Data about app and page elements
>>>

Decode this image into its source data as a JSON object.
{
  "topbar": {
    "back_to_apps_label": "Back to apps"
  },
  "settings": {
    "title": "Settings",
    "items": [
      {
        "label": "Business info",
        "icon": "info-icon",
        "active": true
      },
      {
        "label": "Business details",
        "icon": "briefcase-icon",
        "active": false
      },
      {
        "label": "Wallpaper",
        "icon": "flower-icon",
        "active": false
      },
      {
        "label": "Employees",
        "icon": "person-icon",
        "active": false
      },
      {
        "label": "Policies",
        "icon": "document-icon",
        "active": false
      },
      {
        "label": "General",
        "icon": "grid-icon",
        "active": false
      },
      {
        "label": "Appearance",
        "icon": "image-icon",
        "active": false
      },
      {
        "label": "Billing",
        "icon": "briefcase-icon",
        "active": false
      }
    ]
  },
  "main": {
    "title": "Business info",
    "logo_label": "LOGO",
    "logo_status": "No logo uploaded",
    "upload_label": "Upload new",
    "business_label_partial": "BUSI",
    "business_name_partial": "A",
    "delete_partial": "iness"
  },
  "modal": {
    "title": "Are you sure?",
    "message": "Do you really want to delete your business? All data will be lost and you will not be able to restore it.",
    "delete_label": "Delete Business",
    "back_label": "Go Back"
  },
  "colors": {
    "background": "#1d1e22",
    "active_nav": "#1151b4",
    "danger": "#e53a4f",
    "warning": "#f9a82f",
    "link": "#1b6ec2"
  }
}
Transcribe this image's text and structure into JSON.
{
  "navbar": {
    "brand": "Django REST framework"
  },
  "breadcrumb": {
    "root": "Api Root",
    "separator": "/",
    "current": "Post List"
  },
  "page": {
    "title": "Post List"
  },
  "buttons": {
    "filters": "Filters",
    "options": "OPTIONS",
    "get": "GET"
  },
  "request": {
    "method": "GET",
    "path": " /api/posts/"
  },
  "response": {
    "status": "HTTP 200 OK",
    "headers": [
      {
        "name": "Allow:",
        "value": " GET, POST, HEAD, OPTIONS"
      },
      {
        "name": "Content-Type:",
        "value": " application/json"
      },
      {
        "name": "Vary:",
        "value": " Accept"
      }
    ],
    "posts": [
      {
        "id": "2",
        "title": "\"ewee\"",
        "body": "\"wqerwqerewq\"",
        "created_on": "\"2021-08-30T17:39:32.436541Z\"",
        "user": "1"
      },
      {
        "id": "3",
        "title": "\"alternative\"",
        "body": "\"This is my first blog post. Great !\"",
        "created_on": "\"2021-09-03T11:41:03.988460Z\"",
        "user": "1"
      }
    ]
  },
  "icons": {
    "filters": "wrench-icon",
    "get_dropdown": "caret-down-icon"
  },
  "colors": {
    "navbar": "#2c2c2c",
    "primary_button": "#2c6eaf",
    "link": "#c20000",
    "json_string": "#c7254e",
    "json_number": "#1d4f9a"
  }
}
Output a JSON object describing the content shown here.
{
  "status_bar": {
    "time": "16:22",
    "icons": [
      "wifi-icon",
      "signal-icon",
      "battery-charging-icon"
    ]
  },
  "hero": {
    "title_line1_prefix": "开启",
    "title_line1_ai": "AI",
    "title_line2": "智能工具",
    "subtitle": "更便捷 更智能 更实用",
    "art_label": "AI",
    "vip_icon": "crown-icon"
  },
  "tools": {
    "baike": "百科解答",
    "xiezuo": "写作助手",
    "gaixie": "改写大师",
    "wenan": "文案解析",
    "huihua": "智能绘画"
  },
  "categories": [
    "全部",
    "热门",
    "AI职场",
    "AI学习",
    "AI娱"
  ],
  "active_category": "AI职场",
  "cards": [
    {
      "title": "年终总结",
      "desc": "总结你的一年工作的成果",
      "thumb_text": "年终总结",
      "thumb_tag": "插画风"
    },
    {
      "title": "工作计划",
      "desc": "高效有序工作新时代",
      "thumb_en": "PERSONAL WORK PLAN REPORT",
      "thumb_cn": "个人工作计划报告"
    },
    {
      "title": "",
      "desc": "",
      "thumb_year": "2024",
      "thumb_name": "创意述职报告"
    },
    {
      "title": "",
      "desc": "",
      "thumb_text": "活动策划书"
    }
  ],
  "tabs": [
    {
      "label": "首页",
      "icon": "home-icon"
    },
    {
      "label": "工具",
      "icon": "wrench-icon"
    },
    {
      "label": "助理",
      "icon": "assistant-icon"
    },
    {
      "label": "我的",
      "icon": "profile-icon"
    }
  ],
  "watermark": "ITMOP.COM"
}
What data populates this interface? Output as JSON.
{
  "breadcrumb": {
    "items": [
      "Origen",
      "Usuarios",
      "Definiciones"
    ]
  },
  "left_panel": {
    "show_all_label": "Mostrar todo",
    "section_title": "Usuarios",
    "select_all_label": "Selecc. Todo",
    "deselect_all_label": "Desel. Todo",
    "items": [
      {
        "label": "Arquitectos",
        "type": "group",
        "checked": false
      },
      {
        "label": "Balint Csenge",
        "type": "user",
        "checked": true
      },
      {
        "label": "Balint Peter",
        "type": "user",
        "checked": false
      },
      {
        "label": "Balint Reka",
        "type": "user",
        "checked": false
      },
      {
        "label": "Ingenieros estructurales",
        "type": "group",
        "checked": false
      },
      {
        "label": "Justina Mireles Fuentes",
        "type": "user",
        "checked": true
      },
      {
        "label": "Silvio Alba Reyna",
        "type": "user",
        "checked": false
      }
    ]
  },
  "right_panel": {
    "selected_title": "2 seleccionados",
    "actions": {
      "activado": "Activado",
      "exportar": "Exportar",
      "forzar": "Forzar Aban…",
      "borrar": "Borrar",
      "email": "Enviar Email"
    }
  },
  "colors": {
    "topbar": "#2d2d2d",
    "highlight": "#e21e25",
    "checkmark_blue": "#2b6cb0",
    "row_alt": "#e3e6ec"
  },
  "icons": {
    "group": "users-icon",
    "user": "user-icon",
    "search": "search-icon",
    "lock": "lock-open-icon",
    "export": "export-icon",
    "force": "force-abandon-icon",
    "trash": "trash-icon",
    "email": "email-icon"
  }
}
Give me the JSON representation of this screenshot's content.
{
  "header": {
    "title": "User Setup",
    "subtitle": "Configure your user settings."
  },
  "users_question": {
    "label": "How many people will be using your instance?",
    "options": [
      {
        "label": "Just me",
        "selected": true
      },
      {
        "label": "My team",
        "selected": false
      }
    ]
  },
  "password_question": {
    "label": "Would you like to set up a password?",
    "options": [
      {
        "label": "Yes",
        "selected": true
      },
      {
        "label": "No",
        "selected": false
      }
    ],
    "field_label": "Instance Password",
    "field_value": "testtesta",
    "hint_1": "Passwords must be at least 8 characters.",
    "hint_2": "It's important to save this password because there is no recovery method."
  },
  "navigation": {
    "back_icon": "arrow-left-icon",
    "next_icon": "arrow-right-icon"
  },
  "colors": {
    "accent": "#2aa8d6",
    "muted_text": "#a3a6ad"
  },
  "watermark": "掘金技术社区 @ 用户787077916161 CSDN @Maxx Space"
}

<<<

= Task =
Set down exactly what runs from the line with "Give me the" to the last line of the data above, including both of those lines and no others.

= Answer below =
Give me the JSON representation of this screenshot's content.
{
  "header": {
    "title": "User Setup",
    "subtitle": "Configure your user settings."
  },
  "users_question": {
    "label": "How many people will be using your instance?",
    "options": [
      {
        "label": "Just me",
        "selected": true
      },
      {
        "label": "My team",
        "selected": false
      }
    ]
  },
  "password_question": {
    "label": "Would you like to set up a password?",
    "options": [
      {
        "label": "Yes",
        "selected": true
      },
      {
        "label": "No",
        "selected": false
      }
    ],
    "field_label": "Instance Password",
    "field_value": "testtesta",
    "hint_1": "Passwords must be at least 8 characters.",
    "hint_2": "It's important to save this password because there is no recovery method."
  },
  "navigation": {
    "back_icon": "arrow-left-icon",
    "next_icon": "arrow-right-icon"
  },
  "colors": {
    "accent": "#2aa8d6",
    "muted_text": "#a3a6ad"
  },
  "watermark": "掘金技术社区 @ 用户787077916161 CSDN @Maxx Space"
}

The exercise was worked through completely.